_Task requirements:_
Check each line of the records below for the word "Turned" and give the number of lines that have it, with nothing added.

_Input data:_
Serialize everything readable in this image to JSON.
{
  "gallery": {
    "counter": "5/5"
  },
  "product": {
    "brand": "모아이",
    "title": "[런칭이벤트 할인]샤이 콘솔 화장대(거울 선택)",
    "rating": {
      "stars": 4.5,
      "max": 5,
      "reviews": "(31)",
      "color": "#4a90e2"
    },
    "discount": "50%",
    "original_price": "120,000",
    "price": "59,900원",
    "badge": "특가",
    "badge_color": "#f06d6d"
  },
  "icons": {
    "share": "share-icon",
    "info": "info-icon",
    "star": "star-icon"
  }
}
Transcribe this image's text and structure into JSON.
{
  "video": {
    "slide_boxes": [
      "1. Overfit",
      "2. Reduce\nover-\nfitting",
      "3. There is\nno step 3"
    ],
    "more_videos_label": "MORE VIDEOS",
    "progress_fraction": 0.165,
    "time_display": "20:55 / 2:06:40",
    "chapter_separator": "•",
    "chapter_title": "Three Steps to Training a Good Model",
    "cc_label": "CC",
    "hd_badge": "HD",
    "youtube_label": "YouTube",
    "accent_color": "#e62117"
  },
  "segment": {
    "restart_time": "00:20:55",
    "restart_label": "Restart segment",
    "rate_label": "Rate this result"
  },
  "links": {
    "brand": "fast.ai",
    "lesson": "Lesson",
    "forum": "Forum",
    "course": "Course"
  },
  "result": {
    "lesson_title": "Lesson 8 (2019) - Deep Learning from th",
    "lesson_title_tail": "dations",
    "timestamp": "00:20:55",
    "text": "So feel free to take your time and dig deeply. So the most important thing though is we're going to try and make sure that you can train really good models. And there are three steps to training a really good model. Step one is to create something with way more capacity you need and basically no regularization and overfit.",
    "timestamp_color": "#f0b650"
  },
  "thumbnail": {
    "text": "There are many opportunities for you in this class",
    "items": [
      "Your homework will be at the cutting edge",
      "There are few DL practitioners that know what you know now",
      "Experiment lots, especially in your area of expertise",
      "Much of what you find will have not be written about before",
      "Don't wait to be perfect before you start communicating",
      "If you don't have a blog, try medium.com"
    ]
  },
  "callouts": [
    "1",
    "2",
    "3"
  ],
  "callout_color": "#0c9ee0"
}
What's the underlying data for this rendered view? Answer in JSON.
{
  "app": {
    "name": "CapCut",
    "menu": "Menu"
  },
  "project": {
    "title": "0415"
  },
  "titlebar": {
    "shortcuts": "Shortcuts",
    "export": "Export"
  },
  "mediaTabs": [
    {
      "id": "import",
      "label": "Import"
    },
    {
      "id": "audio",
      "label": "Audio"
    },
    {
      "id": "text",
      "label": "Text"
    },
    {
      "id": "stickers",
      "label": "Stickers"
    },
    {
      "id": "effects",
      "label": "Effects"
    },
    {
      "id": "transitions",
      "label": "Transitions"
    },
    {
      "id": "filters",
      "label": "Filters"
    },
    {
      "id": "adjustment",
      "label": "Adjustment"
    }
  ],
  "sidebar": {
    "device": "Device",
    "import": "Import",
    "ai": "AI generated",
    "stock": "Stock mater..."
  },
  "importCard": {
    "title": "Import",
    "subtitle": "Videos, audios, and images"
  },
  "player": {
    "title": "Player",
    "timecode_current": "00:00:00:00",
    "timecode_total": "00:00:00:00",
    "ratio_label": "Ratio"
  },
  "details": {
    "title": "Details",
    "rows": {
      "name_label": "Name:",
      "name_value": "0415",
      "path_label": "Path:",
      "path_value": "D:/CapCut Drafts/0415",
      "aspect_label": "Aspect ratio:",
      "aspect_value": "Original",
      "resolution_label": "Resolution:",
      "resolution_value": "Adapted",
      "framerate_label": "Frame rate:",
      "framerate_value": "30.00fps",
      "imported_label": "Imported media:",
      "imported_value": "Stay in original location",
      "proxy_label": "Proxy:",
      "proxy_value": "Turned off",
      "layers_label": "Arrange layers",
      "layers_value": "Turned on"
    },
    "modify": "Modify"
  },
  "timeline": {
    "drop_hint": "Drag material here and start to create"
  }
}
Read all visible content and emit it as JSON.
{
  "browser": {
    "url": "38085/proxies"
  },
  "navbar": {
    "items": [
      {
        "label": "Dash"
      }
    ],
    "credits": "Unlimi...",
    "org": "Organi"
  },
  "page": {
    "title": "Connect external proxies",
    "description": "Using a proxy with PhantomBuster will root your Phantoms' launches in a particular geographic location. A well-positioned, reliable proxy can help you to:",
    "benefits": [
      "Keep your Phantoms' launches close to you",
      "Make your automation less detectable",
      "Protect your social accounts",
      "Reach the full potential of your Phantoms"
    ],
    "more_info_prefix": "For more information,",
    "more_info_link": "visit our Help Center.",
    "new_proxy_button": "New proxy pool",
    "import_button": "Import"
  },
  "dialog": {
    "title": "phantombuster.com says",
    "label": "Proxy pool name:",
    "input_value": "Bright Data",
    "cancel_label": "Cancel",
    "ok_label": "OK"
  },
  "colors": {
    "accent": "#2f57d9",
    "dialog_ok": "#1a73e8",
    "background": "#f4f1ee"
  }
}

_Task output:_
2